Jussie Smollett’s lawyers filed a motion on Friday to overturn the appointment of a special prosecutor in his hate crime hoax case, arguing the appointment would expose the “Empire” actor to double jeopardy.
Smollett is seeking to reverse an order issued last month by Judge Michael Toomin, who faulted Cook County State’s Attorney Kim Foxx for failing to recuse her office from the hot-button case.
The motion is the latest turn in a see-saw prosecution that began on Jan. 29, when Smollett claimed he was ambushed by two men who beat him, yelled homophobic and racial slurs, poured bleach on him and put a noose around his neck. The assault generated nationwide attention and sympathy, only for Chicago detectives to conclude that Smollett had in fact paid the two men, one of whom was his personal trainer, to stage the attack.

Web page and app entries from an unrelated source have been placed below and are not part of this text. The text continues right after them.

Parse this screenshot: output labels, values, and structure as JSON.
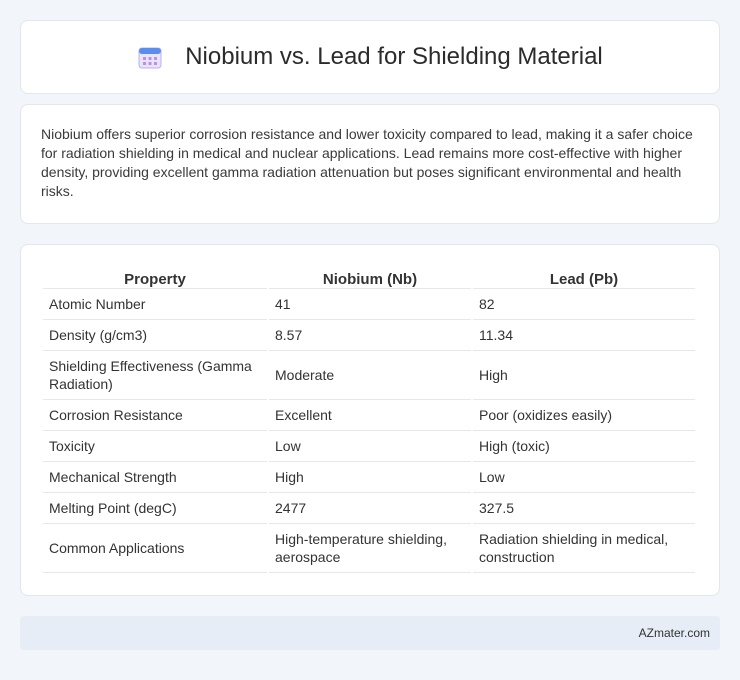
{
  "header": {
    "title": "Niobium vs. Lead for Shielding Material",
    "icon": "calendar-icon"
  },
  "summary": {
    "text": "Niobium offers superior corrosion resistance and lower toxicity compared to lead, making it a safer choice for radiation shielding in medical and nuclear applications. Lead remains more cost-effective with higher density, providing excellent gamma radiation attenuation but poses significant environmental and health risks."
  },
  "table": {
    "headers": [
      "Property",
      "Niobium (Nb)",
      "Lead (Pb)"
    ],
    "rows": [
      [
        "Atomic Number",
        "41",
        "82"
      ],
      [
        "Density (g/cm3)",
        "8.57",
        "11.34"
      ],
      [
        "Shielding Effectiveness (Gamma Radiation)",
        "Moderate",
        "High"
      ],
      [
        "Corrosion Resistance",
        "Excellent",
        "Poor (oxidizes easily)"
      ],
      [
        "Toxicity",
        "Low",
        "High (toxic)"
      ],
      [
        "Mechanical Strength",
        "High",
        "Low"
      ],
      [
        "Melting Point (degC)",
        "2477",
        "327.5"
      ],
      [
        "Common Applications",
        "High-temperature shielding, aerospace",
        "Radiation shielding in medical, construction"
      ]
    ]
  },
  "footer": {
    "brand": "AZmater.com"
  }
}
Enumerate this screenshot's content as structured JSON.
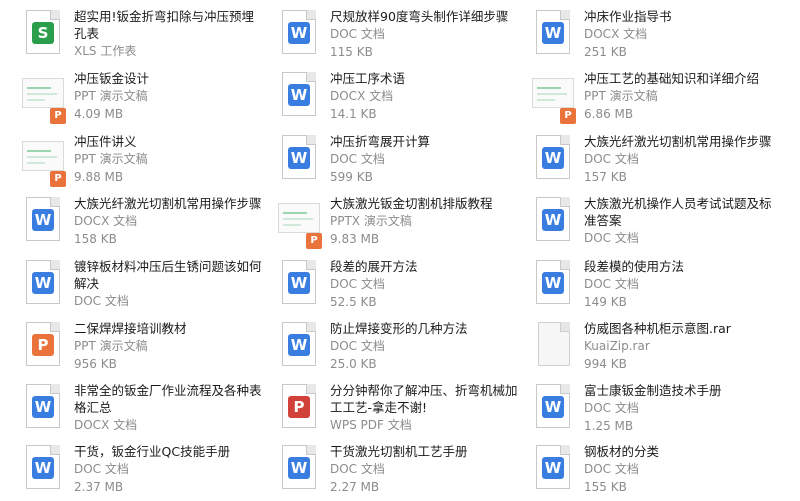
{
  "files": [
    {
      "name": "超实用!钣金折弯扣除与冲压预埋孔表",
      "type": "XLS 工作表",
      "size": "",
      "icon": "xls-icon"
    },
    {
      "name": "尺规放样90度弯头制作详细步骤",
      "type": "DOC 文档",
      "size": "115 KB",
      "icon": "doc-icon"
    },
    {
      "name": "冲床作业指导书",
      "type": "DOCX 文档",
      "size": "251 KB",
      "icon": "doc-icon"
    },
    {
      "name": "冲压钣金设计",
      "type": "PPT 演示文稿",
      "size": "4.09 MB",
      "icon": "ppt-thumbnail-icon"
    },
    {
      "name": "冲压工序术语",
      "type": "DOCX 文档",
      "size": "14.1 KB",
      "icon": "doc-icon"
    },
    {
      "name": "冲压工艺的基础知识和详细介绍",
      "type": "PPT 演示文稿",
      "size": "6.86 MB",
      "icon": "ppt-thumbnail-icon"
    },
    {
      "name": "冲压件讲义",
      "type": "PPT 演示文稿",
      "size": "9.88 MB",
      "icon": "ppt-thumbnail-icon"
    },
    {
      "name": "冲压折弯展开计算",
      "type": "DOC 文档",
      "size": "599 KB",
      "icon": "doc-icon"
    },
    {
      "name": "大族光纤激光切割机常用操作步骤",
      "type": "DOC 文档",
      "size": "157 KB",
      "icon": "doc-icon"
    },
    {
      "name": "大族光纤激光切割机常用操作步骤",
      "type": "DOCX 文档",
      "size": "158 KB",
      "icon": "doc-icon"
    },
    {
      "name": "大族激光钣金切割机排版教程",
      "type": "PPTX 演示文稿",
      "size": "9.83 MB",
      "icon": "ppt-thumbnail-icon"
    },
    {
      "name": "大族激光机操作人员考试试题及标准答案",
      "type": "DOC 文档",
      "size": "",
      "icon": "doc-icon"
    },
    {
      "name": "镀锌板材料冲压后生锈问题该如何解决",
      "type": "DOC 文档",
      "size": "",
      "icon": "doc-icon"
    },
    {
      "name": "段差的展开方法",
      "type": "DOC 文档",
      "size": "52.5 KB",
      "icon": "doc-icon"
    },
    {
      "name": "段差模的使用方法",
      "type": "DOC 文档",
      "size": "149 KB",
      "icon": "doc-icon"
    },
    {
      "name": "二保焊焊接培训教材",
      "type": "PPT 演示文稿",
      "size": "956 KB",
      "icon": "ppt-icon"
    },
    {
      "name": "防止焊接变形的几种方法",
      "type": "DOC 文档",
      "size": "25.0 KB",
      "icon": "doc-icon"
    },
    {
      "name": "仿威图各种机柜示意图.rar",
      "type": "KuaiZip.rar",
      "size": "994 KB",
      "icon": "archive-icon"
    },
    {
      "name": "非常全的钣金厂作业流程及各种表格汇总",
      "type": "DOCX 文档",
      "size": "",
      "icon": "doc-icon"
    },
    {
      "name": "分分钟帮你了解冲压、折弯机械加工工艺-拿走不谢!",
      "type": "WPS PDF 文档",
      "size": "",
      "icon": "pdf-icon"
    },
    {
      "name": "富士康钣金制造技术手册",
      "type": "DOC 文档",
      "size": "1.25 MB",
      "icon": "doc-icon"
    },
    {
      "name": "干货，钣金行业QC技能手册",
      "type": "DOC 文档",
      "size": "2.37 MB",
      "icon": "doc-icon"
    },
    {
      "name": "干货激光切割机工艺手册",
      "type": "DOC 文档",
      "size": "2.27 MB",
      "icon": "doc-icon"
    },
    {
      "name": "钢板材的分类",
      "type": "DOC 文档",
      "size": "155 KB",
      "icon": "doc-icon"
    }
  ]
}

Smollett was indicted on 16 counts of filing a false police report. But the State’s Attorney’s office quickly dropped the charges in exchange for the forfeiture of a $10,000 bond. The deal allowed Smollett to maintain his innocence, and led to outrage and allegations of favoritism.
Last month, Judge Michael Toomin ruled that State’s Attorney Kim Foxx had mishandled the case, and should have turned it over to another prosecutorial agency. Citing “unprecedented irregularities” and vowing to restore public confidence in the justice system, the judge ordered the appointment of a special prosecutor, who would have the power to refile the charges against Smollett.

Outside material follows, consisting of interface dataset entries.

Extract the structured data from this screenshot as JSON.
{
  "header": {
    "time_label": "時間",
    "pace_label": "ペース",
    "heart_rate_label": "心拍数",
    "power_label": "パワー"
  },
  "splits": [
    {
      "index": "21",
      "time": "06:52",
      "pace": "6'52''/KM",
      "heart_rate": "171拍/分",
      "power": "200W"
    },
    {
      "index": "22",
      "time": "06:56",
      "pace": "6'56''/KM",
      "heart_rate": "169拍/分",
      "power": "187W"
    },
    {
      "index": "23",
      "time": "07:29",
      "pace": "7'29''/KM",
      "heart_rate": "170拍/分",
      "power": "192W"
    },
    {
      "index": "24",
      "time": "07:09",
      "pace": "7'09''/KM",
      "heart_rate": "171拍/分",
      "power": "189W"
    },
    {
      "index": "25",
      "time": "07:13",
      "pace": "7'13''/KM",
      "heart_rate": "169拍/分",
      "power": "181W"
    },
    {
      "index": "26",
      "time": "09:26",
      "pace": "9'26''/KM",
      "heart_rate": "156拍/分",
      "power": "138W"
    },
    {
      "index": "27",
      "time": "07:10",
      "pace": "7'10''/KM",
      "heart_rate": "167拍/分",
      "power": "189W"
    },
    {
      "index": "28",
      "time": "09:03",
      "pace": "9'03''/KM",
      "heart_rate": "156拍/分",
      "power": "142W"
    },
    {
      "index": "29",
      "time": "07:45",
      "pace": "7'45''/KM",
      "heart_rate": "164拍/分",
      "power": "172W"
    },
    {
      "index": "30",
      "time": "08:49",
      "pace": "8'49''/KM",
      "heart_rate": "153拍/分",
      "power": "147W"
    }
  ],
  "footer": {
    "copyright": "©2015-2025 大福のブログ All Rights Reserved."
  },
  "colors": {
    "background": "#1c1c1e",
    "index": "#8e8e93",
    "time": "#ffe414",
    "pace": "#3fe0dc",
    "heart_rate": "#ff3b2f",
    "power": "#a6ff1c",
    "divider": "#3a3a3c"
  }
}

In a motion for reconsideration filed on Friday, Smollett’s attorney Tina Glandian pushed back on the order, challenging Toomin’s apparent conclusion that Smollett is guilty. She argued that the two men — Abimbola and Olabinjo Osundairo — attacked Smollett, and then blamed him once they were caught.
“Other than the Osundairo brothers’ self-serving statements which resulted in their release from custody with no criminal charges filed against them, not a single piece of evidence independently corroborates their claim that the attack was a hoax,” Glandian argued.
She floated the idea that the brothers were motivated by homophobia, citing text messages in which Olabinjo referred disparagingly to another man as a “fruit.”
Glandian also argued that the judge erred by appointing a special prosecutor, saying that Foxx was within her rights to turn over the case to her top assistant. Even if the recusal were mishandled, she argued, the state should not get a “do-over” once a court has agreed to dismiss the charges.
The City of Chicago is also suing Smollett in civil court to recoup the overtime costs of its investigation.
Smollett was dropped from the final two episodes of “Empire” last spring, and creator Lee Daniels has said he will not return for the show’s final season.